“Whoever takes the money of people with the intention of repaying it, Allah will repay it on his behalf, and whoever takes it in order to spoil it, then Allah will spoil him.” [Al-Bukhari].
3) It should be for something that is permissible in Islam. The Prophet (May the peace and blessings of Allah be upon him) said:
“Whoever asks people for money when he has what is sufficient for him is only asking for more of the embers of Hell.” They asked him, “O Messenger of Allaah, what is sufficient so that he does not have to ask for more?” He said: “Having enough to eat lunch and dinner.” [Abu Dawud].
These conditions highlighted above are to protect and preserve relationships between Muslims as debt can lead to enmity in the society. More importantly, the best way for a Muslim to seek help in times of need is to seek help from Allah and have complete trust in Him because he is Ar-Razaaq- the Provider. Allah says “Indeed it is God Who is the Provider, the Lord of Strength, the Firm, the Stern” [Al-Zariyat: 58].
WAYS OF AVOIDING/OVERCOMING DEBTS

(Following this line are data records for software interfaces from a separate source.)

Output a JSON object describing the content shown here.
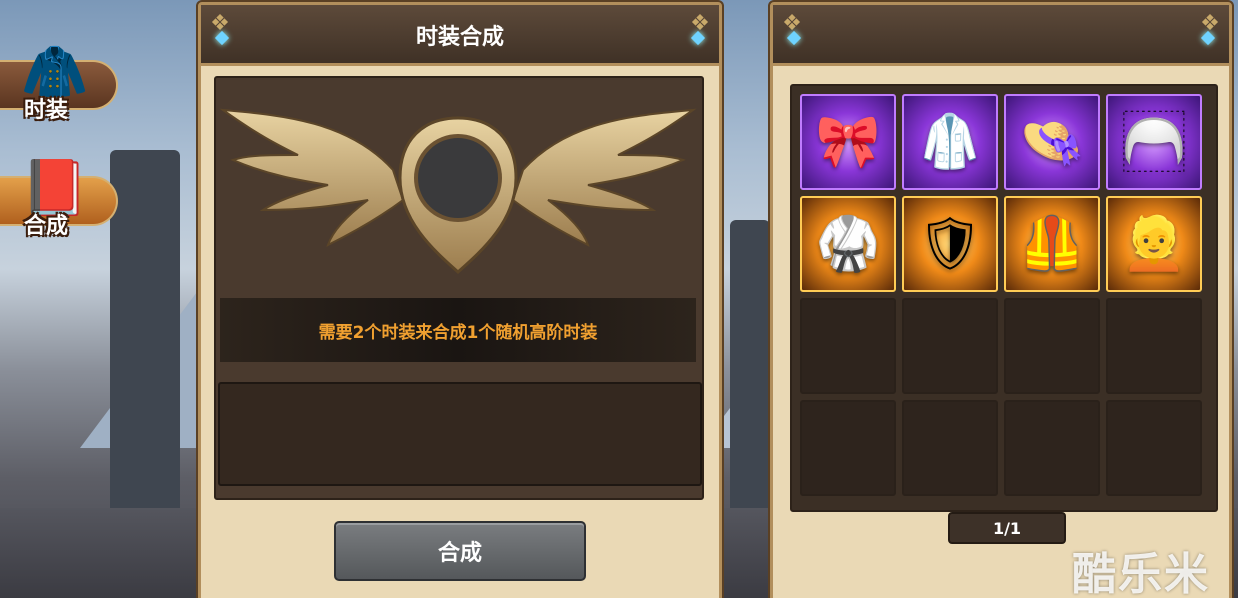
{
  "side_tabs": [
    {
      "label": "时装",
      "icon": "suit-icon",
      "glyph": "🧥",
      "active": false
    },
    {
      "label": "合成",
      "icon": "book-icon",
      "glyph": "📕",
      "active": true
    }
  ],
  "craft_panel": {
    "title": "时装合成",
    "hint": "需要2个时装来合成1个随机高阶时装",
    "button_label": "合成"
  },
  "inventory_panel": {
    "slots": [
      {
        "rarity": "purple",
        "icon": "bow-ribbon-icon",
        "glyph": "🎀"
      },
      {
        "rarity": "purple",
        "icon": "white-suit-icon",
        "glyph": "🥼"
      },
      {
        "rarity": "purple",
        "icon": "hat-icon",
        "glyph": "👒"
      },
      {
        "rarity": "purple",
        "icon": "white-wig-icon",
        "glyph": "🦳"
      },
      {
        "rarity": "orange",
        "icon": "gold-robe-icon",
        "glyph": "🥋"
      },
      {
        "rarity": "orange",
        "icon": "red-armor-icon",
        "glyph": "🛡"
      },
      {
        "rarity": "orange",
        "icon": "dark-armor-icon",
        "glyph": "🦺"
      },
      {
        "rarity": "orange",
        "icon": "white-hair-icon",
        "glyph": "👱"
      },
      {
        "rarity": "empty"
      },
      {
        "rarity": "empty"
      },
      {
        "rarity": "empty"
      },
      {
        "rarity": "empty"
      },
      {
        "rarity": "empty"
      },
      {
        "rarity": "empty"
      },
      {
        "rarity": "empty"
      },
      {
        "rarity": "empty"
      }
    ],
    "pager": "1/1"
  },
  "watermark": "酷乐米",
  "colors": {
    "panel_bg": "#ead9b5",
    "header_bg": "#4a3a2e",
    "hint_text": "#f0a030",
    "purple_rarity": "#8a36d8",
    "orange_rarity": "#f08a18"
  }
}
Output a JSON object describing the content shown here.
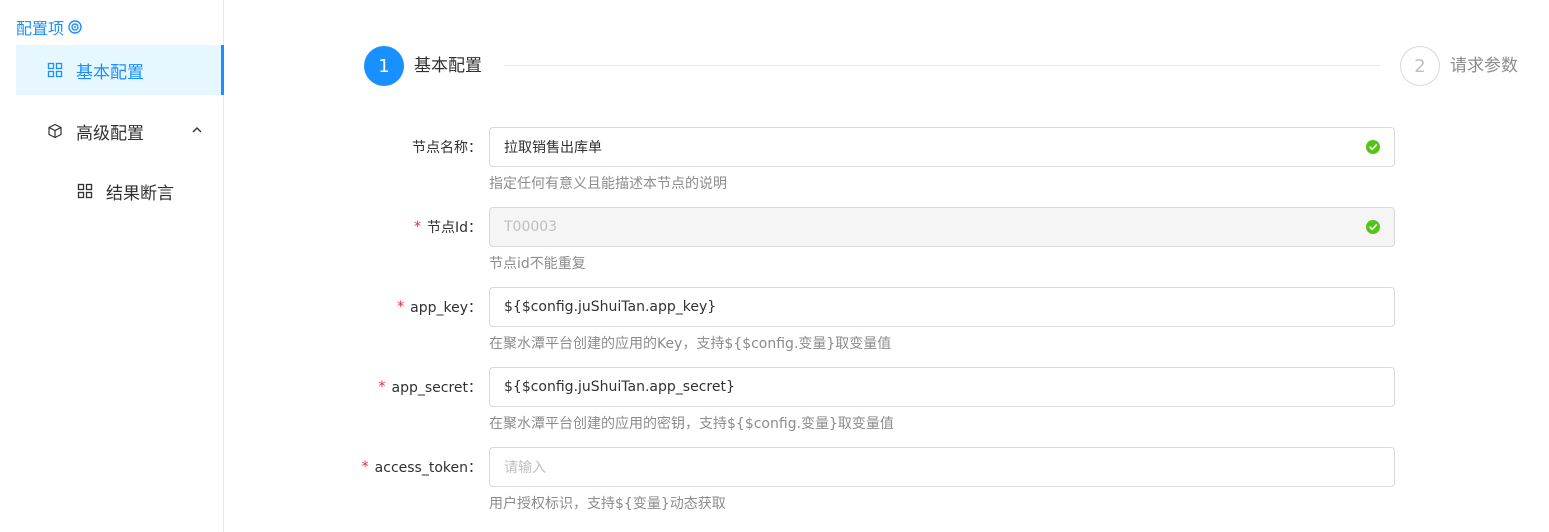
{
  "sidebar": {
    "title": "配置项",
    "items": [
      {
        "label": "基本配置",
        "icon": "grid-icon",
        "active": true
      },
      {
        "label": "高级配置",
        "icon": "cube-icon",
        "expanded": true
      },
      {
        "label": "结果断言",
        "icon": "grid-icon",
        "sub": true
      }
    ]
  },
  "steps": [
    {
      "number": "1",
      "title": "基本配置",
      "status": "active"
    },
    {
      "number": "2",
      "title": "请求参数",
      "status": "wait"
    }
  ],
  "form": {
    "fields": [
      {
        "label": "节点名称：",
        "required": false,
        "value": "拉取销售出库单",
        "placeholder": "",
        "help": "指定任何有意义且能描述本节点的说明",
        "valid": true,
        "disabled": false
      },
      {
        "label": "节点Id：",
        "required": true,
        "value": "T00003",
        "placeholder": "",
        "help": "节点id不能重复",
        "valid": true,
        "disabled": true
      },
      {
        "label": "app_key：",
        "required": true,
        "value": "${$config.juShuiTan.app_key}",
        "placeholder": "",
        "help": "在聚水潭平台创建的应用的Key，支持${$config.变量}取变量值",
        "valid": false,
        "disabled": false
      },
      {
        "label": "app_secret：",
        "required": true,
        "value": "${$config.juShuiTan.app_secret}",
        "placeholder": "",
        "help": "在聚水潭平台创建的应用的密钥，支持${$config.变量}取变量值",
        "valid": false,
        "disabled": false
      },
      {
        "label": "access_token：",
        "required": true,
        "value": "",
        "placeholder": "请输入",
        "help": "用户授权标识，支持${变量}动态获取",
        "valid": false,
        "disabled": false
      }
    ],
    "required_mark": "*"
  },
  "colors": {
    "accent": "#1890ff",
    "success": "#52c41a",
    "required": "#f5222d"
  }
}
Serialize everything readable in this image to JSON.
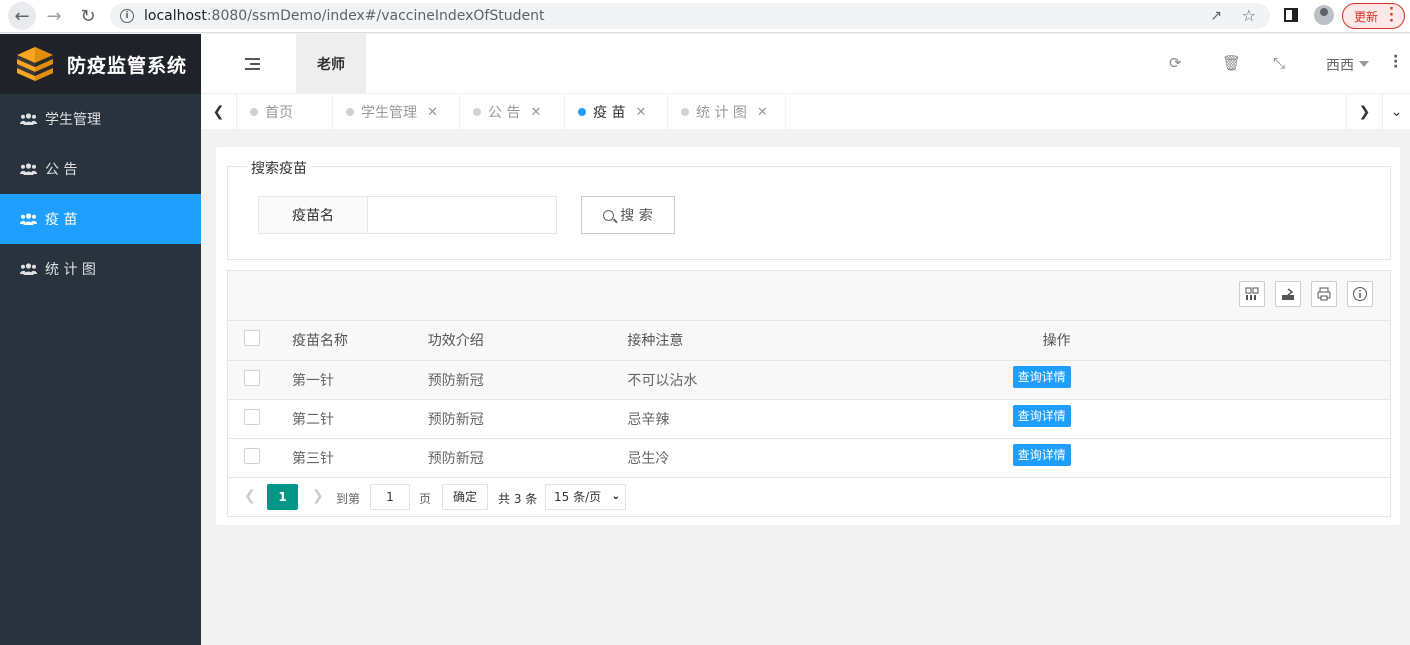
{
  "browser": {
    "url_host": "localhost",
    "url_port": ":8080",
    "url_path": "/ssmDemo/index#/vaccineIndexOfStudent",
    "update_label": "更新"
  },
  "app": {
    "title": "防疫监管系统",
    "role_tab": "老师",
    "user_name": "西西"
  },
  "sidebar": {
    "items": [
      {
        "label": "学生管理",
        "icon": "users-icon",
        "active": false
      },
      {
        "label": "公 告",
        "icon": "users-icon",
        "active": false
      },
      {
        "label": "疫 苗",
        "icon": "users-icon",
        "active": true
      },
      {
        "label": "统 计 图",
        "icon": "users-icon",
        "active": false
      }
    ]
  },
  "tabs": [
    {
      "label": "首页",
      "closable": false
    },
    {
      "label": "学生管理",
      "closable": true
    },
    {
      "label": "公 告",
      "closable": true
    },
    {
      "label": "疫 苗",
      "closable": true,
      "active": true
    },
    {
      "label": "统 计 图",
      "closable": true
    }
  ],
  "search": {
    "legend": "搜索疫苗",
    "field_label": "疫苗名",
    "field_value": "",
    "button_label": "搜 索"
  },
  "table": {
    "headers": [
      "疫苗名称",
      "功效介绍",
      "接种注意",
      "操作"
    ],
    "rows": [
      {
        "name": "第一针",
        "effect": "预防新冠",
        "notice": "不可以沾水",
        "action": "查询详情"
      },
      {
        "name": "第二针",
        "effect": "预防新冠",
        "notice": "忌辛辣",
        "action": "查询详情"
      },
      {
        "name": "第三针",
        "effect": "预防新冠",
        "notice": "忌生冷",
        "action": "查询详情"
      }
    ]
  },
  "pager": {
    "current_page": "1",
    "goto_label": "到第",
    "goto_value": "1",
    "page_unit": "页",
    "confirm_label": "确定",
    "total_text": "共 3 条",
    "page_size": "15 条/页"
  },
  "colors": {
    "sidebar_bg": "#28333e",
    "logo_bg": "#20222a",
    "accent_blue": "#1e9fff",
    "pager_green": "#009688"
  }
}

- Contentment: A true Muslim should be happy and satisfied with whatever Allah as provided for him. This can be achieved by being grateful to Him. , He says:” If you are grateful, I would certainly give you more” [Ibrahim:14].
- Careful spending and avoiding extravagance: A Muslim should work hard to earn a good living and spend within his means of livelihood. Allah dislikes wasteful spenders and even called them – brothers of Shaytaan- in the Qur’an. “Verily spendthrifts are brothers of the Devils” [Al-Isra:27].
- Having an agreement on the repayment plan between the debtor and creditor, in the presence of witnesses, as stated by the Shariah.
- Having a good savings plan.
- Keeping an open record of all debts incurred and informing family members about it.
- Borrowing from non-interest sources.
- Supplicating to Allah to ease repayment.
Some supplications to recite when seeking ALLAH’s help in paying off debts include:
- Allaahumma akfini bi halaalika ‘an haraamika wa aghnini bi fadlika ‘amman siwaaka
(O Allaah, suffice me with what You have permitted so that that I have no need of that which You have forbidden, and make me independent of means by Your bounty so that I have no need of anyone besides You). [Al-Tirmidhi]
- Allaahumma inni a’oodhu bika min al-hammi wa’l-hazani, wa a’oodhi bika min al-‘ajzi wa’l-kasali, wa a’oodhu bika min al-jubni wa’l-bukhli, wa a’oodhi bika min ghalabat il-dayn wa qahri al-rijaa and miserliness, and I seek refuge with You from being heavily in debt and from being overcome by men).”
Lastly, the Creditor is also enjoined to make life easy for the debtor if the latter finds it difficult to repay according to the agreement. Allah says: “If the debtor is in a difficulty, grant him time” [Al-Baqorah: 280]. God Almighty wants ease for us and so we should try make things easy for ourselves as much as we can.
May Allah save us all from poverty, worry, grief and debt (Ameen).